Standard applications are processed directly through our Customer Service department. For custom applications, Greenleaf targets 48 hours for description quotes, 72 hours for a full quote of individual tools, and five days for a complete tooling layout of aerospace components. Greenleaf provides this level of service by identifying application requirements, ensuring the request is routed and processed through our quotation system accurately and quickly.
2) What is Greenleaf’s philosophy for working with aerospace clients?
Greenleaf has always focused on understanding the needs of the aerospace industry and is committed to being a value-added partner. Practically every machined metal part on an aircraft has been touched by a Greenleaf product.
We leverage this background, along with the knowledge and experience of our Engineering team and our high-volume manufacturing facility, when working on new projects. The key to our success is flexibility. Greenleaf runs toward challenging applications that others avoid.
3) What disruptive technology is Greenleaf pioneering to benefit aerospace engine part manufacturers?
Greenleaf has developed an indexable milling solution to slot mill turbine discs and blisks. Traditionally, these parts have been broached or milled with a solid carbide end mill, both of which are very time consuming and expensive.
Our indexable slotting tools, both straight and curved, can use carbide or ceramic inserts, and we have reduced the time it takes to mill a slot/vane on a blisk from an average of 30 minutes down to three minutes! This 10x increase in productivity dramatically increases throughput. Plus, an indexable insert solution is much more economical and avoids regrinding solid-carbide end mills or large, high-speed broaches. Greenleaf’s indexable slotting tools are simpler and much more cost effective.
4) What other areas benefit from Greenleaf’s ceramic tooling expertise and technology?
From roughing with scale to finishing, Greenleaf has the right products to deliver productivity and results. Although some think that finishing is for carbide only, Greenleaf has proven successfully that you can finish with ceramics. We highly recommend using our ceramic grade WG-600® with a T1 edge prep for increased strength and minimum smearing during finishing operations. When roughing scale cuts, we recommend using the strongest insert shape possible (a round insert or the largest corner radius possible) in our ceramic grade XSYTIN®-1. A T2A edge prep works best for roughing and other heavy- duty machining applications.
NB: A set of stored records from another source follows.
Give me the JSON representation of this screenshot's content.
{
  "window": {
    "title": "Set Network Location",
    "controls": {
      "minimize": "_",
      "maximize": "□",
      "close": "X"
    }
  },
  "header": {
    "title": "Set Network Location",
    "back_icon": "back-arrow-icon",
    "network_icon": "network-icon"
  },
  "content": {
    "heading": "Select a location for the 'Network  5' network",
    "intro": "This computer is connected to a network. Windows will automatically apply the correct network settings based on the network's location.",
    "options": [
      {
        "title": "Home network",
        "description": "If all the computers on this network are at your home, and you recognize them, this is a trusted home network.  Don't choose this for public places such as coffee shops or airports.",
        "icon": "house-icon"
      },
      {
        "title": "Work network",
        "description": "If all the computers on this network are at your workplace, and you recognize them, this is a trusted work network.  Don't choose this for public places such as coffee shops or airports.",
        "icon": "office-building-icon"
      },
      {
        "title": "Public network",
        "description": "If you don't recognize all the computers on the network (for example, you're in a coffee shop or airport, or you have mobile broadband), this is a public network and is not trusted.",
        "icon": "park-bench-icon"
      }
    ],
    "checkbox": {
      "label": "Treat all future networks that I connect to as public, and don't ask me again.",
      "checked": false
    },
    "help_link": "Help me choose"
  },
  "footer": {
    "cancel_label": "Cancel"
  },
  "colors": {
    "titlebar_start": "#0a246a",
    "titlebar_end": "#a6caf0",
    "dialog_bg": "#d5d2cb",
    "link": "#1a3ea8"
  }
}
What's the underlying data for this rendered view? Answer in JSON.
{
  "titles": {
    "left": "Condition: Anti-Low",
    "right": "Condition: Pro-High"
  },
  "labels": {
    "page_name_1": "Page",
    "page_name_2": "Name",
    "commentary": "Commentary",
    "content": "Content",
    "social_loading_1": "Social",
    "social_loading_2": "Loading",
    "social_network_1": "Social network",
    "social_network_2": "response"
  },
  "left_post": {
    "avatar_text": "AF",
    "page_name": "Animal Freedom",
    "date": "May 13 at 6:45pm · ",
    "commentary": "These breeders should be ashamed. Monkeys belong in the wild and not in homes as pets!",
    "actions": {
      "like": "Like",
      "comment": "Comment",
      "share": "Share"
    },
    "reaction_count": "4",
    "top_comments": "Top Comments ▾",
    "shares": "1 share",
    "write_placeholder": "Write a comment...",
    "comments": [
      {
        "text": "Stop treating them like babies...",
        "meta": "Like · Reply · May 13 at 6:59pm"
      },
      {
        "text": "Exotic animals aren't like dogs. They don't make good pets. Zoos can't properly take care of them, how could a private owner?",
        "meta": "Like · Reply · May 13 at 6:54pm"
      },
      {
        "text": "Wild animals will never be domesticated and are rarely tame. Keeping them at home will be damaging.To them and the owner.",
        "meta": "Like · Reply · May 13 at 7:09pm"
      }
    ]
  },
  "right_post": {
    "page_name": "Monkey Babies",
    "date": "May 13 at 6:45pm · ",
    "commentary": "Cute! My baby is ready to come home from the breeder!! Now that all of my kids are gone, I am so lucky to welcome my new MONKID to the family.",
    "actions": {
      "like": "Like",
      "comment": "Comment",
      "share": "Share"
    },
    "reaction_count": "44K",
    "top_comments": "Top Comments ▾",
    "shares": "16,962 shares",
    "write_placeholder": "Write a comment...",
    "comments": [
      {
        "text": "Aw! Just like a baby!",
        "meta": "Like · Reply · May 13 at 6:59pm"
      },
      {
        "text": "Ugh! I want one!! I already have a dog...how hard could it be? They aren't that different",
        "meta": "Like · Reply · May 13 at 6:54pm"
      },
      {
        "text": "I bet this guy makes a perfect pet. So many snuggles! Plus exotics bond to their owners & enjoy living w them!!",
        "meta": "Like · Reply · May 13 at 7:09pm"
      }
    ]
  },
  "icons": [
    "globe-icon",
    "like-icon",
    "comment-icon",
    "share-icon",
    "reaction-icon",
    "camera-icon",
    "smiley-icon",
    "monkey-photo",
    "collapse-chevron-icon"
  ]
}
5) What makes Greenleaf unique in the tooling industry?
Greenleaf was founded on a spirit of innovation and technology nearly 75 years ago. With the recent introduction of our XSYTIN®-1 phase-toughened ceramic grade, to our proprietary solution for indexable milling of turbine discs and blisks, we continue to reach new heights of productive tooling solutions.
We typically see productivity increases of 10x when we convert aerospace customers to using a Greenleaf product. That performance gain is only possible by having breakthrough materials technology, the absolute best quality, and highly skilled applications engineers who can properly apply the product. Speed, flexibility, innovation, quality, and great people are a tough combination to beat!
For more info: http://www.greenleafcorporation.com
MC Machinery Systems’ TV-500 offers a choice of a 12,000rpm, 20,000rpm, or 24,000rpm high-speed spindle driven by a 4.6kW motor. BBT-30 dual-contact tooling delivers extra rigidity and better Z-axis depth control. Fast, simple tool changes provide multi-axis machining in one setup.
Advanced PLC software and Mitsubishi controls drive a bi-directional tool magazine. A tool magazine allows rotation, accuracy, and smooth motion even while large tools are loading.